Hand-Crafted Bufori Cars: Now, if you are dealing with such high-end cars like hand-crafted Bufori, you cannot market it to everybody. It has to be divided on the basis of psychographic and behavioral segmentation. Geographic segmentation has to be considered as well, because economically backward or developing countries won't have people willing to shell out a fortune on such luxury products. One will have to identify the filthy rich and market it to them.

Cohort Marketing
Something else that should be done before selecting a target market is cohort marketing. Cohort analysis or marketing is something that is extremely useful for existing businesses that are aiming at greater sales. It involves the analysis of the customer base and finding the common thread between them. It is something that identifies the common experiences shared by people in a particular group. However, cohort analysis requires a good balance of data to identify the common factor.

TESCO's Target Marketing Strategy

Target marketing is not confined to just new entrants, but is also important for growth of existing business. Let's take the example of Tesco's South Korean chain of stores, Homeplus. Being the second-largest retail chain in South Korea (after E-mart), Tesco's Homeplus was doing well, however, they wanted to be the number 1 retail chain. So what measures did they take to achieve their goal?

Objective
Increase sales and profits


Research Results
Seoul, South Korea office of marketing firm Cheil Worldwide conducted a study on South Koreans and found a majority of people came under the working class, who though had money, had less time on their hands. They also found out that this working class of people found the weekly task of grocery shopping cumbersome. Their research also revealed how commuters wished they could spend the time waiting for their trains more effectively.


Target Market
The South Korean busy, working class


Probable Marketing Strategy
To increase sales, the logical decision would be to increase the number of stores, where customers can come to the nearest outlet and shop. However, this would involve a lot of money. Online marketing was the other option. Since a majority of South Koreans own smart phones, Tesco decided to come up with something unique. They decided to take the store to the customers instead and came up with a completely unique online shopping experience by introducing the 'Virtual Store', on the subway platform in Seoul (August 2011).
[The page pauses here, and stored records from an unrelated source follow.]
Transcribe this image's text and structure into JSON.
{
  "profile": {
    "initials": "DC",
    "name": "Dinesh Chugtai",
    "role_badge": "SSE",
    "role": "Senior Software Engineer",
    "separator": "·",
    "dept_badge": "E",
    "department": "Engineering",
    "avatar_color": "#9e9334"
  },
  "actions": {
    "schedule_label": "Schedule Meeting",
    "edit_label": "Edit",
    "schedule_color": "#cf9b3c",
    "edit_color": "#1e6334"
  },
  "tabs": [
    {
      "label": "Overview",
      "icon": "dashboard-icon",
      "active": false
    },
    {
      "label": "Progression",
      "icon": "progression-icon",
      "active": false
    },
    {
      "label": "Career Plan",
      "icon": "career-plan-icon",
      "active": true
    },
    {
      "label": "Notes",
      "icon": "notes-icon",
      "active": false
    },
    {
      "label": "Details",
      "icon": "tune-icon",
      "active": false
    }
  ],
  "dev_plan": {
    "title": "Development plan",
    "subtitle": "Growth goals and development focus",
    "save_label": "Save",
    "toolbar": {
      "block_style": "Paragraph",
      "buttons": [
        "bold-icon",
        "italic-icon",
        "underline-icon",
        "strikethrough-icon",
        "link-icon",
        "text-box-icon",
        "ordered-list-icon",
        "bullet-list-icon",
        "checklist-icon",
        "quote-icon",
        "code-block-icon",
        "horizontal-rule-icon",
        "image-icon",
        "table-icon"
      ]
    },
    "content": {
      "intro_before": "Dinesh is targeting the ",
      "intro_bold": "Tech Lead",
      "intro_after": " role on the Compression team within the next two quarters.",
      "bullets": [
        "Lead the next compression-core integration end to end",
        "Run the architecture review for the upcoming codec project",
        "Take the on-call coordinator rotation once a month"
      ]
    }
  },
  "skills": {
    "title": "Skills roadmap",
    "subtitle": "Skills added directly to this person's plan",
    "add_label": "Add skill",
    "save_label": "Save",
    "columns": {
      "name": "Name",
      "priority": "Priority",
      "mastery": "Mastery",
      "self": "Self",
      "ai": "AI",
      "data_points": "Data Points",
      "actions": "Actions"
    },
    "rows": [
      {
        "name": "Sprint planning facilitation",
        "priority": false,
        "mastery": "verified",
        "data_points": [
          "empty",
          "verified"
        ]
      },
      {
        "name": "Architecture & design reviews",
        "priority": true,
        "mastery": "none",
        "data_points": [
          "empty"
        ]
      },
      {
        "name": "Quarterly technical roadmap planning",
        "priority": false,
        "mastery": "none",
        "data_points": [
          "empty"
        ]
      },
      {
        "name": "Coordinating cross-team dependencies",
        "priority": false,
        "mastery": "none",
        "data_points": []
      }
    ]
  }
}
Plan Execution
The virtual store is nothing but getting the subway station walls with virtual life-size images of groceries, as available on shelves of the supermarket. The virtual items on display have QR codes, which have to be scanned using the smart phone (Homeplus App). The selected products are then delivered to one's home at the time requested. Commuters going home from work can purchase the necessary groceries from the platform itself, thereby optimizing their time.


Post Analysis
Tesco viewed 130% increase in sales, in a span of just 3 months. Moreover, the customer base rose by 76%. As per their aim, they have become the number 1 online grocery store, with only a small margin of difference between them and E-Mart. So they did bring more stores to the people, without building them.
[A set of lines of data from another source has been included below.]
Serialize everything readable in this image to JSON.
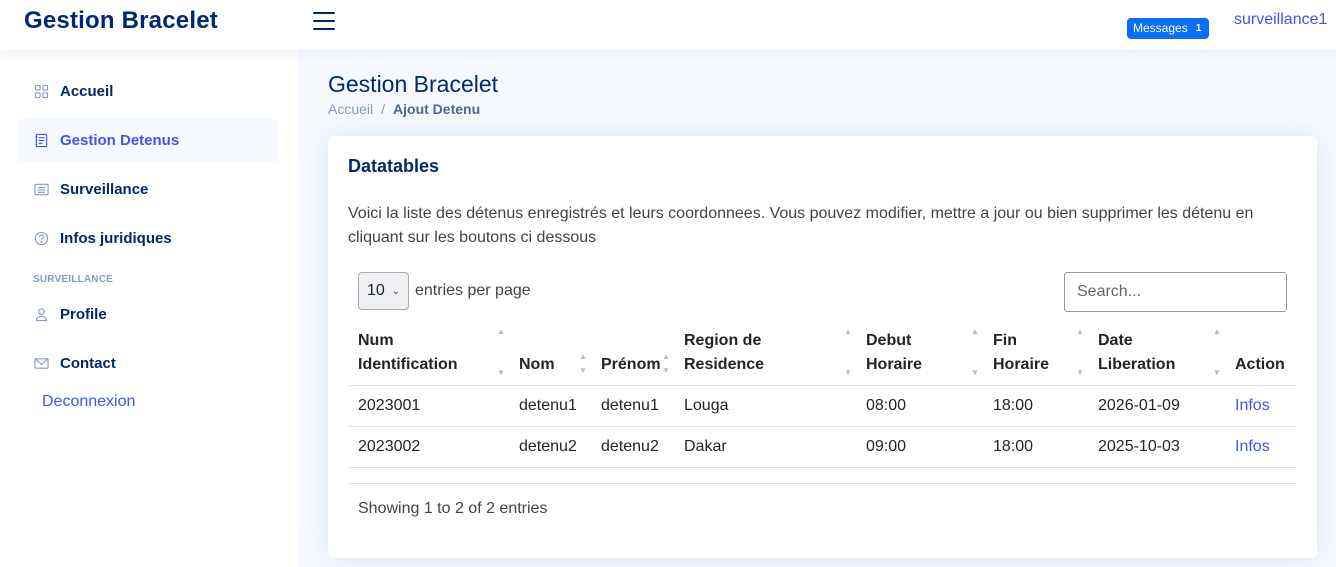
{
  "header": {
    "logo": "Gestion Bracelet",
    "messages_label": "Messages",
    "messages_count": "1",
    "user": "surveillance1"
  },
  "sidebar": {
    "items": [
      {
        "label": "Accueil",
        "icon": "grid-icon"
      },
      {
        "label": "Gestion Detenus",
        "icon": "journal-icon",
        "active": true
      },
      {
        "label": "Surveillance",
        "icon": "list-card-icon"
      },
      {
        "label": "Infos juridiques",
        "icon": "question-circle-icon"
      }
    ],
    "section_heading": "SURVEILLANCE",
    "section_items": [
      {
        "label": "Profile",
        "icon": "person-icon"
      },
      {
        "label": "Contact",
        "icon": "envelope-icon"
      }
    ],
    "logout": "Deconnexion"
  },
  "main": {
    "title": "Gestion Bracelet",
    "breadcrumb": {
      "home": "Accueil",
      "separator": "/",
      "current": "Ajout Detenu"
    },
    "card": {
      "title": "Datatables",
      "description": "Voici la liste des détenus enregistrés et leurs coordonnees. Vous pouvez modifier, mettre a jour ou bien supprimer les détenu en cliquant sur les boutons ci dessous",
      "entries_value": "10",
      "entries_label": "entries per page",
      "search_placeholder": "Search...",
      "columns": [
        {
          "line1": "Num",
          "line2": "Identification"
        },
        {
          "line1": "",
          "line2": "Nom"
        },
        {
          "line1": "",
          "line2": "Prénom"
        },
        {
          "line1": "Region de",
          "line2": "Residence"
        },
        {
          "line1": "Debut",
          "line2": "Horaire"
        },
        {
          "line1": "Fin",
          "line2": "Horaire"
        },
        {
          "line1": "Date",
          "line2": "Liberation"
        },
        {
          "line1": "",
          "line2": "Action"
        }
      ],
      "rows": [
        [
          "2023001",
          "detenu1",
          "detenu1",
          "Louga",
          "08:00",
          "18:00",
          "2026-01-09",
          "Infos"
        ],
        [
          "2023002",
          "detenu2",
          "detenu2",
          "Dakar",
          "09:00",
          "18:00",
          "2025-10-03",
          "Infos"
        ]
      ],
      "showing": "Showing 1 to 2 of 2 entries"
    }
  },
  "colors": {
    "brand": "#012970",
    "accent": "#4154f1",
    "badge": "#0d6efd",
    "background": "#f6f9ff"
  }
}
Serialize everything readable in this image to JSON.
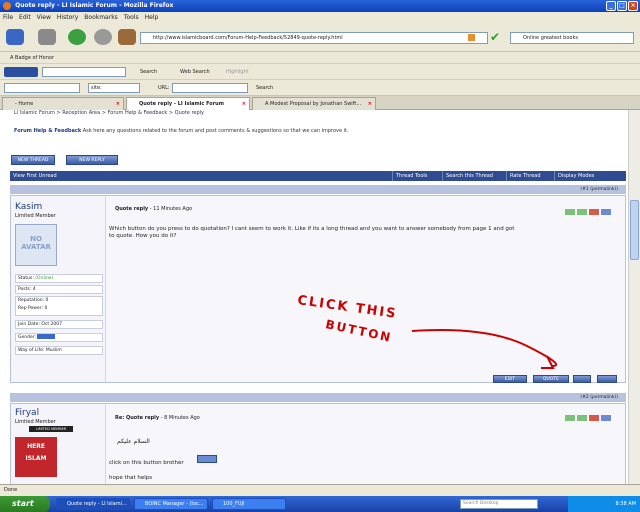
{
  "window": {
    "title": "Quote reply - LI Islamic Forum - Mozilla Firefox"
  },
  "menu": [
    "File",
    "Edit",
    "View",
    "History",
    "Bookmarks",
    "Tools",
    "Help"
  ],
  "nav": {
    "url": "http://www.islamicboard.com/Forum-Help-Feedback/52849-quote-reply.html",
    "search_value": "Online greatest books"
  },
  "bookmarks": {
    "item": "A Badge of Honor"
  },
  "toolbar1": {
    "search_label": "Search",
    "web_search_label": "Web Search",
    "highlight_label": "Highlight"
  },
  "toolbar2": {
    "site_label": "site:",
    "url_label": "URL:",
    "search_button": "Search"
  },
  "tabs": [
    {
      "label": "- Home"
    },
    {
      "label": "Quote reply - LI Islamic Forum"
    },
    {
      "label": "A Modest Proposal by Jonathan Swift..."
    }
  ],
  "breadcrumb": "LI Islamic Forum > Reception Area > Forum Help & Feedback > Quote reply",
  "forum_help": {
    "title": "Forum Help & Feedback",
    "desc": "Ask here any questions related to the forum and post comments & suggestions so that we can improve it."
  },
  "buttons": {
    "new_thread": "NEW THREAD",
    "new_reply": "NEW REPLY"
  },
  "thread_bar": {
    "view_first_unread": "View First Unread",
    "thread_tools": "Thread Tools",
    "search_thread": "Search this Thread",
    "rate_thread": "Rate Thread",
    "display_modes": "Display Modes"
  },
  "post1": {
    "permalink": "(#1 (permalink))",
    "username": "Kasim",
    "user_title": "Limited Member",
    "avatar_text": "NO AVATAR",
    "status_label": "Status:",
    "status_value": "(Online)",
    "posts": "Posts: 4",
    "reputation": "Reputation: 0",
    "rep_power": "Rep Power: 0",
    "join_date": "Join Date: Oct 2007",
    "gender_label": "Gender:",
    "way_of_life": "Way of Life: Muslim",
    "title": "Quote reply",
    "time": "- 11 Minutes Ago",
    "body": "Which button do you press to do quotation? I cant seem to work it. Like if its a long thread and you want to answer somebody from page 1 and got to quote. How you do it?",
    "annotation_line1": "CLICK THIS",
    "annotation_line2": "BUTTON",
    "edit_btn": "EDIT",
    "quote_btn": "QUOTE"
  },
  "post2": {
    "permalink": "(#2 (permalink))",
    "username": "Firyal",
    "user_title": "Limited Member",
    "badge": "LIMITED MEMBER",
    "img_here": "HERE",
    "img_islam": "ISLAM",
    "title": "Re: Quote reply",
    "time": "- 8 Minutes Ago",
    "salam": "السلام عليكم",
    "body1": "click on this button brother",
    "body2": "hope that helps"
  },
  "status_bar": "Done",
  "taskbar": {
    "start": "start",
    "tasks": [
      "Quote reply - LI Islami...",
      "BOINC Manager - (loc...",
      "100_FUJI"
    ],
    "desktop_search": "Search Desktop",
    "clock": "8:38 AM"
  },
  "colors": {
    "accent": "#2f4b91",
    "annotation": "#cc0000"
  }
}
Conclusion
Tesco started off with cohort analysis, wherein they studied their customers and found majority of them to be the South Korean working class, who had the money but less time to shop for groceries. Busy lifestyle was the common factor uniting their customers. Then, their target market became the busy South Korean working class. However, something to note is that technographic segmentation was taken into consideration. This strategy worked in South Korea, because a fifth of the total population own smart phones. Had Tesco tried this out in a country, where majority of the people don't own smart phones, it would fail.

It's a simple fact of life that no matter how hard we try, we cannot please everybody. There is no product in the market that has managed or will ever manage to satisfy every customer. Thus, the wisest thing to do would be to focus on a particular segment or target market, investing all efforts and money into this potential customer pool. Once you hit the most suitable target market strategy, the sales of the product will begin to climb rapidly.